The following is a summary of “Excess ventilation and exertional dyspnoea in heart failure and pulmonary hypertension” published in the November 2022 issue of Respiratory by Neder et al.
Exertional dyspnoea often results from alveolar hyperventilation and/or increased physiological dead space (excess ventilation), both of which occur when ventilation rates exceed metabolic needs. Patients with pulmonary arterial hypertension (PAH), chronic thromboembolic pulmonary hypertension (CTEPH), and heart failure (HF) with reduced (HFrEF) or preserved (HFpEF) ejection fraction has been found to benefit greatly from the use of supplemental ventilation (CTEPH).
In this article, researchers give the attending physician the tools they need to do 2 things: understand the underlying causes of their patients’ breathlessness and justify therapeutically reducing their patients’ breathing rates. Alveolar hyperventilation occurs in HFrEF, PAH, and small-vessel, distal CTEPH due to increased neurochemical afferent stimulation and (mostly chemo-) receptor sensitivity caused by decreased bulk oxygen transport. Their excessive breathing can be reduced with therapies that enhance central haemodynamics and/or minimize chemosensitivity. However, the combination of high filling pressures in HFpEF and decreased lung perfusion resulting in ventilation/perfusion mismatch in proximal CTEPH increases physiological dead space.

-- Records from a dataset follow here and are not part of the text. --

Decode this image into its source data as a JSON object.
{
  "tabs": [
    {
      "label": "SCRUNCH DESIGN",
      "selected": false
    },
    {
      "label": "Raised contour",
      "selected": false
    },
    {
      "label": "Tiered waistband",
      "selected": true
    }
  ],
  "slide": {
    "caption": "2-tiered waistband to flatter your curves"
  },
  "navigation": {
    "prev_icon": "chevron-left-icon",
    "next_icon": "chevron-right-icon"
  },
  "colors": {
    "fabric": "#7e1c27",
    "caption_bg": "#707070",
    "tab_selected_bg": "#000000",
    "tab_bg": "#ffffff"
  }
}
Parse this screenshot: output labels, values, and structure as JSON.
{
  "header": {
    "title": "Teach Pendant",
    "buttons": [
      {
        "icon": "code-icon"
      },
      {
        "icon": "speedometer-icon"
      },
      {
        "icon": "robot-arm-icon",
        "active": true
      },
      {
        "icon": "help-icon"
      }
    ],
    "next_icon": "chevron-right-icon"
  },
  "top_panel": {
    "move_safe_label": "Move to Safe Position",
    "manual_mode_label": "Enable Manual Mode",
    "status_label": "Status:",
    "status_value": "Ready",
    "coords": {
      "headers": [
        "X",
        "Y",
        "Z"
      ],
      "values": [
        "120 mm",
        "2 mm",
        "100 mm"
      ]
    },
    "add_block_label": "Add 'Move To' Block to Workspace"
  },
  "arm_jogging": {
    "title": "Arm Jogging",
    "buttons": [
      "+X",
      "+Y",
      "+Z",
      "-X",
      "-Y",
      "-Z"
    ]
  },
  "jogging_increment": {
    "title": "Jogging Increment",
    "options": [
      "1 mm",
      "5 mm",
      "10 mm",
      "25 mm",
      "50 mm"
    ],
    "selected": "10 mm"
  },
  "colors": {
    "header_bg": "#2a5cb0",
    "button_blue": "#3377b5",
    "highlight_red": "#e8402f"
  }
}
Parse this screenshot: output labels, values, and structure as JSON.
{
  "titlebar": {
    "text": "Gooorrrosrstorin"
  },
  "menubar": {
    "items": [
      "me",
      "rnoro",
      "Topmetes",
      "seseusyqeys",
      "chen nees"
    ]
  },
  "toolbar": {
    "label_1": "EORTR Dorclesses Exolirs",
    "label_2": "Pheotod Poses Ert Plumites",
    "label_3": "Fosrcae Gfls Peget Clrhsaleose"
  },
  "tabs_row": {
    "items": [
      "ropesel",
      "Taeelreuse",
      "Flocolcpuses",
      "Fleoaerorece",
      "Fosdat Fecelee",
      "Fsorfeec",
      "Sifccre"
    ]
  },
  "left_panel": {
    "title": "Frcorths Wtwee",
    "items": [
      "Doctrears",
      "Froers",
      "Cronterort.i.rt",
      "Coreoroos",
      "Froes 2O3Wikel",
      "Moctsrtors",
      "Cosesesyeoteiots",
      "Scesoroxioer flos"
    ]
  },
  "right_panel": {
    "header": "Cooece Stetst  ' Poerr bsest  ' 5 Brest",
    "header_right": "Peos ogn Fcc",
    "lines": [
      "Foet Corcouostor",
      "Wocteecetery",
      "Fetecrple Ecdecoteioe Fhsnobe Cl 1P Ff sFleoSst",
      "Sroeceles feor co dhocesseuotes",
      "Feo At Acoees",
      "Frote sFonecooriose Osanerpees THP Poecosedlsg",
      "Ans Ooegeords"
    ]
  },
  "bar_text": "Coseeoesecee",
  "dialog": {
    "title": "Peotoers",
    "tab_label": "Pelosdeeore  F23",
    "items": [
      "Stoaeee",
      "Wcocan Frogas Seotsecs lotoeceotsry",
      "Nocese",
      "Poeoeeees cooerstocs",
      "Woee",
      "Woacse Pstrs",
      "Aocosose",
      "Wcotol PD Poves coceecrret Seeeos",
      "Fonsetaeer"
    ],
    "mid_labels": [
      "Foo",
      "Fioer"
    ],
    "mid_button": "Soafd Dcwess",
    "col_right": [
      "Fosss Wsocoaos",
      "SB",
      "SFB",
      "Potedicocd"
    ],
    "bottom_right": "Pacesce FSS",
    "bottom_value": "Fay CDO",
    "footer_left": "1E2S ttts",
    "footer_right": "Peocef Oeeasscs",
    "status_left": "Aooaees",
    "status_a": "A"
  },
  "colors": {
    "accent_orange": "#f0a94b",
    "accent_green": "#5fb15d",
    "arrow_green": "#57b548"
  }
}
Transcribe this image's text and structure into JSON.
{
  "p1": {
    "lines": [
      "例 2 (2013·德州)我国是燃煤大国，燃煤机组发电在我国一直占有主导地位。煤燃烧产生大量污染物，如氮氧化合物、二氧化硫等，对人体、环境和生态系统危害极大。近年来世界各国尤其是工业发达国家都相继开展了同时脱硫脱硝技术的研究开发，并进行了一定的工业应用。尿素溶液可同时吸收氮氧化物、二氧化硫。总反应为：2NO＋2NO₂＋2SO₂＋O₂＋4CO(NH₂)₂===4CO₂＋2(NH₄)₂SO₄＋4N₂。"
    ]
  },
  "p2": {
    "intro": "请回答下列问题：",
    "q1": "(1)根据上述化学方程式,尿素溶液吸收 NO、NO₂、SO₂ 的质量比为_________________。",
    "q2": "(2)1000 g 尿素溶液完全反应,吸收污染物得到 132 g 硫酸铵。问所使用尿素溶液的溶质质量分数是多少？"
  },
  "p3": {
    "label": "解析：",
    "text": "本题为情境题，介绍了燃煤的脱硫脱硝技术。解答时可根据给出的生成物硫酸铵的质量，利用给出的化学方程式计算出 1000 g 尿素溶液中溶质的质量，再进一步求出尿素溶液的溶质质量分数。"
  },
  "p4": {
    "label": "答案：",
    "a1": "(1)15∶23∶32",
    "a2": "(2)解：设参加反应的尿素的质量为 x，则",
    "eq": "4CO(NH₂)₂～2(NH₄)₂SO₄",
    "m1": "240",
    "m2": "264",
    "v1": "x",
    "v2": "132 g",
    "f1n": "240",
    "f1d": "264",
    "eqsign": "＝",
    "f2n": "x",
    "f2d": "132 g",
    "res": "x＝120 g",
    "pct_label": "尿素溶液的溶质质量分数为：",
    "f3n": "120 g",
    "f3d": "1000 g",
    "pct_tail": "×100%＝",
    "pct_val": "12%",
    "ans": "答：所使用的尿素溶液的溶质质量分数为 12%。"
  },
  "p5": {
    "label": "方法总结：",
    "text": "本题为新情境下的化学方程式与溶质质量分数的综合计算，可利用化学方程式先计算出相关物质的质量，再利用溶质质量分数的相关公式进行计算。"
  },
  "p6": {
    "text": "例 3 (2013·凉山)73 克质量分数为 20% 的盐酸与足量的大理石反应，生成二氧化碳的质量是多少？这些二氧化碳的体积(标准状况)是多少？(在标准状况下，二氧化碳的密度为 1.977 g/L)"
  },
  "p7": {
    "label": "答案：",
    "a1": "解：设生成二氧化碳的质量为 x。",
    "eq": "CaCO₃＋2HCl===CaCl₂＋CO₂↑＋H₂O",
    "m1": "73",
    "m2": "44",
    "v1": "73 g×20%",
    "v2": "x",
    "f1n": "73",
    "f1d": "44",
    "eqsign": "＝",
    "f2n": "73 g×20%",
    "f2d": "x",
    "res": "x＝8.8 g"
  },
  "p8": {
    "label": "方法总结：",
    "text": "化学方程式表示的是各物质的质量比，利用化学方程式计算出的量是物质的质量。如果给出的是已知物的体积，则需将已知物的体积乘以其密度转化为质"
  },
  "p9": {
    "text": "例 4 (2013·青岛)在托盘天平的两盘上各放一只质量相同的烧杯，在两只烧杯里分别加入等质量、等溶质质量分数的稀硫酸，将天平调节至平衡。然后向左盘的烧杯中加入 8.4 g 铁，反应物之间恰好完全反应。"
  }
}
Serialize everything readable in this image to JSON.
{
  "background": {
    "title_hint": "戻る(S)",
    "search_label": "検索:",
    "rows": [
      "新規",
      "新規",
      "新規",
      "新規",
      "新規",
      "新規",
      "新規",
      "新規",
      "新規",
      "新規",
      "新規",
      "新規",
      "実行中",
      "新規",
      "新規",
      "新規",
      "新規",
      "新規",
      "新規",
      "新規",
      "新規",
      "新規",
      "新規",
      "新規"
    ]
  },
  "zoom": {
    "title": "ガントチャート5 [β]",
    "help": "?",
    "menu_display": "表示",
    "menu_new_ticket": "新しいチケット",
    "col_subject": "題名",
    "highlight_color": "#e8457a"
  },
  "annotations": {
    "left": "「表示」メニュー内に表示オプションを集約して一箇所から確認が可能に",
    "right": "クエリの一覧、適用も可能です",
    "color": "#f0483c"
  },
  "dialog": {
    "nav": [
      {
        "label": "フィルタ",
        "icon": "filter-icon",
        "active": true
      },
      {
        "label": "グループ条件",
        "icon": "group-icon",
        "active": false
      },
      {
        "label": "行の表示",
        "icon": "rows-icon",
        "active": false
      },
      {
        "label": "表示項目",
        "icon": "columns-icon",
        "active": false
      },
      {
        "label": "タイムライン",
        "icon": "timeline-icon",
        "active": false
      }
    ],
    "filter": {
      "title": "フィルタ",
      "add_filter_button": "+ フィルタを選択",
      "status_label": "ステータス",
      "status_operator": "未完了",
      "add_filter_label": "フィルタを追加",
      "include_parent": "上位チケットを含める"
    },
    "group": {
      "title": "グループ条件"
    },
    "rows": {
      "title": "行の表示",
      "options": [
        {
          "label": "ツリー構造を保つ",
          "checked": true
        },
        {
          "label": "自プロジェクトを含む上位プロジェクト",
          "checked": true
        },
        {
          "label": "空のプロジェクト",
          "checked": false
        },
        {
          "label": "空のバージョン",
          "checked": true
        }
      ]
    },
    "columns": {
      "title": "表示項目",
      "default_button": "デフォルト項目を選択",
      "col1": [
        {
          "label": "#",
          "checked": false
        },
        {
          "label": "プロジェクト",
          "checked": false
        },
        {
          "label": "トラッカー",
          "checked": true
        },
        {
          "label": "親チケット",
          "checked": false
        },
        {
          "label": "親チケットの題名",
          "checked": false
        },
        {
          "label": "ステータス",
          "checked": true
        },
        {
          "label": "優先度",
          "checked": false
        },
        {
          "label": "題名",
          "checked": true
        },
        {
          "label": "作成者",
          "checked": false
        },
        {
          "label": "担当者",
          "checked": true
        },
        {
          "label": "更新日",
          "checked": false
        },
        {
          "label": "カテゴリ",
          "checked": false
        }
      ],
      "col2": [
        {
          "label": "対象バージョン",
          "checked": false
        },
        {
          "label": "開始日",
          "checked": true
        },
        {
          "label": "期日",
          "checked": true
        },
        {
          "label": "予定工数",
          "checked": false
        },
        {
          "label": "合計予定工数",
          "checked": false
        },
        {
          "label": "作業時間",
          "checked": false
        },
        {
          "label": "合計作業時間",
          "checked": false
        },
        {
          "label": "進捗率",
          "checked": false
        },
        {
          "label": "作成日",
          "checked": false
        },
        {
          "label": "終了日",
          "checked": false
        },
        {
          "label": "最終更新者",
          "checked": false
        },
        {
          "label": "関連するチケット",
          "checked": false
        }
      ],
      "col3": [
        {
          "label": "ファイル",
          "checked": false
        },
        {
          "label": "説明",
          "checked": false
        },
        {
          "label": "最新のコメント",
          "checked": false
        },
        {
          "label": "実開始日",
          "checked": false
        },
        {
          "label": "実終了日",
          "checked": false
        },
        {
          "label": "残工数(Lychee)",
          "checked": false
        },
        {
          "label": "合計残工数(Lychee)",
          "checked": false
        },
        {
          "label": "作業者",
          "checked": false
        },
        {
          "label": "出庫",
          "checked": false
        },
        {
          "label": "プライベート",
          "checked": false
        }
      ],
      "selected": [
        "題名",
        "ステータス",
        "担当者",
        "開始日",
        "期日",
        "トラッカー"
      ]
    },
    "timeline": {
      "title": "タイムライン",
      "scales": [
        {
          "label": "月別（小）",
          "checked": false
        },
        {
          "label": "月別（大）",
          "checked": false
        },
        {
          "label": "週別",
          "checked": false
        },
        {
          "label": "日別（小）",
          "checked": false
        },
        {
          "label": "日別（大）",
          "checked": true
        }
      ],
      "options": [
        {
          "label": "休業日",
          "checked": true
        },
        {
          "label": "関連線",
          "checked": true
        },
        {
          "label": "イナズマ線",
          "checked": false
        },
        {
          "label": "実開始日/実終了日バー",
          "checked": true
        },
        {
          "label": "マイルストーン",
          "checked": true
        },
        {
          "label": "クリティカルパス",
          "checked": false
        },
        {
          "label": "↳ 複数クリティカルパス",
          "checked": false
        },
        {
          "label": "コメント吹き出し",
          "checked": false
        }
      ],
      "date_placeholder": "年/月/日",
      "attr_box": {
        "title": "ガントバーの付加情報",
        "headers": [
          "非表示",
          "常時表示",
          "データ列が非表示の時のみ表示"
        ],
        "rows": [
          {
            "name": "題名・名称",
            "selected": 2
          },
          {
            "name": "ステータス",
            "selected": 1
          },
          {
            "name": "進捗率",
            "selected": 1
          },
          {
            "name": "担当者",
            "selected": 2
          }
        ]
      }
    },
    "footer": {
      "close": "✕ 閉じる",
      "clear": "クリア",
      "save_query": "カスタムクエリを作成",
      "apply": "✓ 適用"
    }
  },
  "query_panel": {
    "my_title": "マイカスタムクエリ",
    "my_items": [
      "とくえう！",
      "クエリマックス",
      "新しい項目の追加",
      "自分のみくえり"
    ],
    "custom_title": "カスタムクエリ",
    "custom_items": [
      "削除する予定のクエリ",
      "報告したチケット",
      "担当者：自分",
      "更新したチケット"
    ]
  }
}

As a result, bigger reductions in excess ventilation have been linked to lowering pulmonary capillary pressures and manually unclogging larger pulmonary veins (pulmonary endarterectomy and balloon pulmonary angioplasty). Regardless of the illness, getting regular exercise has powerful therapeutic effects. Some of the terrible effects of these common disorders may be lessened if pressing issues about the connection between excess ventilation and exertional dyspnoea, and the moderating role of pharmacological and nonpharmacological therapies, are finally answered.